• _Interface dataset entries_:

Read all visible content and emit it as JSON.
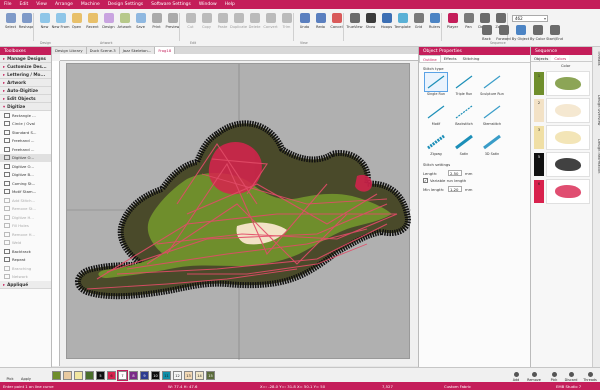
{
  "menu": [
    "File",
    "Edit",
    "View",
    "Arrange",
    "Machine",
    "Design Settings",
    "Software Settings",
    "Window",
    "Help"
  ],
  "ribbon": {
    "buttons": [
      "Select",
      "Reshape",
      "New",
      "New From",
      "Open",
      "Recent",
      "Design",
      "Artwork",
      "Save",
      "Print",
      "Preview",
      "Cut",
      "Copy",
      "Paste",
      "Duplicate",
      "Delete",
      "Convert",
      "Trim",
      "Undo",
      "Redo",
      "Cancel",
      "TrueView",
      "Show",
      "Hoops",
      "Template",
      "Grid",
      "Rulers",
      "Player",
      "Pan",
      "Design",
      "Zoom",
      "Back",
      "Forward",
      "By Object",
      "By Color",
      "Start/End"
    ],
    "zoom_value": "462",
    "groups": [
      "Design",
      "Artwork",
      "Edit",
      "View",
      "Sequence"
    ]
  },
  "toolbox": {
    "title": "Toolboxes",
    "sections": [
      {
        "label": "Manage Designs"
      },
      {
        "label": "Customize Des..."
      },
      {
        "label": "Lettering / Mo..."
      },
      {
        "label": "Artwork"
      },
      {
        "label": "Auto-Digitize"
      },
      {
        "label": "Edit Objects"
      },
      {
        "label": "Digitize"
      }
    ],
    "digitize_items": [
      "Rectangle ...",
      "Circle / Oval",
      "Standard S...",
      "Freehand ...",
      "Freehand ...",
      "Digitize O...",
      "Digitize O...",
      "Digitize B...",
      "Coming St...",
      "Motif Stam...",
      "Add Stitch...",
      "Remove St...",
      "Digitize H...",
      "Fill Holes",
      "Remove H...",
      "Weld",
      "Backtrack",
      "Repeat",
      "Branching",
      "Network"
    ],
    "bottom_section": "Appliqué"
  },
  "doc_tabs": [
    "Design Library",
    "Duck Scene.3",
    "Jazz Skeleton...",
    "Frog18"
  ],
  "properties": {
    "title": "Object Properties",
    "tabs": [
      "Outline",
      "Effects",
      "Stitching"
    ],
    "section_stitch_type": "Stitch type",
    "stitch_types": [
      "Single Run",
      "Triple Run",
      "Sculpture Run",
      "Motif",
      "Backstitch",
      "Stemstitch",
      "Zigzag",
      "Satin",
      "3D Satin"
    ],
    "section_settings": "Stitch settings",
    "length_label": "Length:",
    "length_value": "2.50",
    "length_unit": "mm",
    "variable_label": "Variable run length",
    "min_length_label": "Min length:",
    "min_length_value": "1.20",
    "min_length_unit": "mm"
  },
  "sequence": {
    "title": "Sequence",
    "tabs": [
      "Objects",
      "Colors"
    ],
    "col_header": "Color",
    "rows": [
      {
        "num": "1",
        "color": "#6f8e2c"
      },
      {
        "num": "2",
        "color": "#f3e2c6"
      },
      {
        "num": "3",
        "color": "#f0dfa5"
      },
      {
        "num": "5",
        "color": "#111111"
      },
      {
        "num": "6",
        "color": "#d8224d"
      }
    ]
  },
  "side_tabs": [
    "Threads",
    "Design Overview",
    "Design Information"
  ],
  "palette": {
    "chips": [
      {
        "label": "",
        "color": "#6f8e2c"
      },
      {
        "label": "",
        "color": "#e8c9a0"
      },
      {
        "label": "",
        "color": "#f2e6a0"
      },
      {
        "label": "",
        "color": "#4a6e2a"
      },
      {
        "label": "5",
        "color": "#111111"
      },
      {
        "label": "6",
        "color": "#d8224d"
      },
      {
        "label": "7",
        "color": "#ffffff"
      },
      {
        "label": "8",
        "color": "#7a2a88"
      },
      {
        "label": "9",
        "color": "#2d3b8f"
      },
      {
        "label": "10",
        "color": "#0c0c0c"
      },
      {
        "label": "11",
        "color": "#0e8ea8"
      },
      {
        "label": "12",
        "color": "#f5f5f5"
      },
      {
        "label": "13",
        "color": "#f3d9b5"
      },
      {
        "label": "14",
        "color": "#f1e6c8"
      },
      {
        "label": "15",
        "color": "#5a6b3a"
      }
    ],
    "actions": [
      "Add",
      "Remove",
      "Pick",
      "Discard",
      "Threads"
    ],
    "left_actions": [
      "Pick",
      "Apply"
    ]
  },
  "status": {
    "hint": "Enter point 1 on line curve",
    "width": "W: 77.4 H: 47.6",
    "coords": "X=: -28.0 Y=: 31.8 X= 50.1 Y= 50",
    "stitches": "7,527",
    "machine": "Custom Fabric",
    "product": "EMB Studio 7"
  },
  "colors": {
    "brand": "#c41e5a"
  }
}
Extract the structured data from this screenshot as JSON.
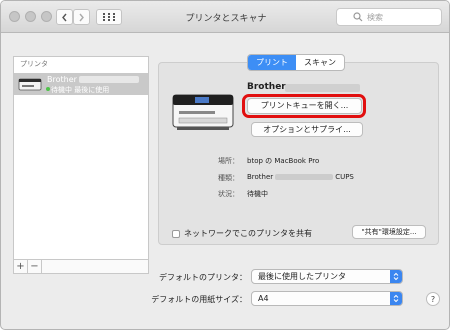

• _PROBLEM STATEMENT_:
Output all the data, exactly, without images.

• _RESULT OF THE TASK_:
Read all visible content and emit it as JSON.
{
  "menu": [
    "File",
    "Edit",
    "View",
    "Arrange",
    "Machine",
    "Design Settings",
    "Software Settings",
    "Window",
    "Help"
  ],
  "ribbon": {
    "buttons": [
      "Select",
      "Reshape",
      "New",
      "New From",
      "Open",
      "Recent",
      "Design",
      "Artwork",
      "Save",
      "Print",
      "Preview",
      "Cut",
      "Copy",
      "Paste",
      "Duplicate",
      "Delete",
      "Convert",
      "Trim",
      "Undo",
      "Redo",
      "Cancel",
      "TrueView",
      "Show",
      "Hoops",
      "Template",
      "Grid",
      "Rulers",
      "Player",
      "Pan",
      "Design",
      "Zoom",
      "Back",
      "Forward",
      "By Object",
      "By Color",
      "Start/End"
    ],
    "zoom_value": "462",
    "groups": [
      "Design",
      "Artwork",
      "Edit",
      "View",
      "Sequence"
    ]
  },
  "toolbox": {
    "title": "Toolboxes",
    "sections": [
      {
        "label": "Manage Designs"
      },
      {
        "label": "Customize Des..."
      },
      {
        "label": "Lettering / Mo..."
      },
      {
        "label": "Artwork"
      },
      {
        "label": "Auto-Digitize"
      },
      {
        "label": "Edit Objects"
      },
      {
        "label": "Digitize"
      }
    ],
    "digitize_items": [
      "Rectangle ...",
      "Circle / Oval",
      "Standard S...",
      "Freehand ...",
      "Freehand ...",
      "Digitize O...",
      "Digitize O...",
      "Digitize B...",
      "Coming St...",
      "Motif Stam...",
      "Add Stitch...",
      "Remove St...",
      "Digitize H...",
      "Fill Holes",
      "Remove H...",
      "Weld",
      "Backtrack",
      "Repeat",
      "Branching",
      "Network"
    ],
    "bottom_section": "Appliqué"
  },
  "doc_tabs": [
    "Design Library",
    "Duck Scene.3",
    "Jazz Skeleton...",
    "Frog18"
  ],
  "properties": {
    "title": "Object Properties",
    "tabs": [
      "Outline",
      "Effects",
      "Stitching"
    ],
    "section_stitch_type": "Stitch type",
    "stitch_types": [
      "Single Run",
      "Triple Run",
      "Sculpture Run",
      "Motif",
      "Backstitch",
      "Stemstitch",
      "Zigzag",
      "Satin",
      "3D Satin"
    ],
    "section_settings": "Stitch settings",
    "length_label": "Length:",
    "length_value": "2.50",
    "length_unit": "mm",
    "variable_label": "Variable run length",
    "min_length_label": "Min length:",
    "min_length_value": "1.20",
    "min_length_unit": "mm"
  },
  "sequence": {
    "title": "Sequence",
    "tabs": [
      "Objects",
      "Colors"
    ],
    "col_header": "Color",
    "rows": [
      {
        "num": "1",
        "color": "#6f8e2c"
      },
      {
        "num": "2",
        "color": "#f3e2c6"
      },
      {
        "num": "3",
        "color": "#f0dfa5"
      },
      {
        "num": "5",
        "color": "#111111"
      },
      {
        "num": "6",
        "color": "#d8224d"
      }
    ]
  },
  "side_tabs": [
    "Threads",
    "Design Overview",
    "Design Information"
  ],
  "palette": {
    "chips": [
      {
        "label": "",
        "color": "#6f8e2c"
      },
      {
        "label": "",
        "color": "#e8c9a0"
      },
      {
        "label": "",
        "color": "#f2e6a0"
      },
      {
        "label": "",
        "color": "#4a6e2a"
      },
      {
        "label": "5",
        "color": "#111111"
      },
      {
        "label": "6",
        "color": "#d8224d"
      },
      {
        "label": "7",
        "color": "#ffffff"
      },
      {
        "label": "8",
        "color": "#7a2a88"
      },
      {
        "label": "9",
        "color": "#2d3b8f"
      },
      {
        "label": "10",
        "color": "#0c0c0c"
      },
      {
        "label": "11",
        "color": "#0e8ea8"
      },
      {
        "label": "12",
        "color": "#f5f5f5"
      },
      {
        "label": "13",
        "color": "#f3d9b5"
      },
      {
        "label": "14",
        "color": "#f1e6c8"
      },
      {
        "label": "15",
        "color": "#5a6b3a"
      }
    ],
    "actions": [
      "Add",
      "Remove",
      "Pick",
      "Discard",
      "Threads"
    ],
    "left_actions": [
      "Pick",
      "Apply"
    ]
  },
  "status": {
    "hint": "Enter point 1 on line curve",
    "width": "W: 77.4 H: 47.6",
    "coords": "X=: -28.0 Y=: 31.8 X= 50.1 Y= 50",
    "stitches": "7,527",
    "machine": "Custom Fabric",
    "product": "EMB Studio 7"
  },
  "colors": {
    "brand": "#c41e5a"
  }
}
Extract the structured data from this screenshot as JSON.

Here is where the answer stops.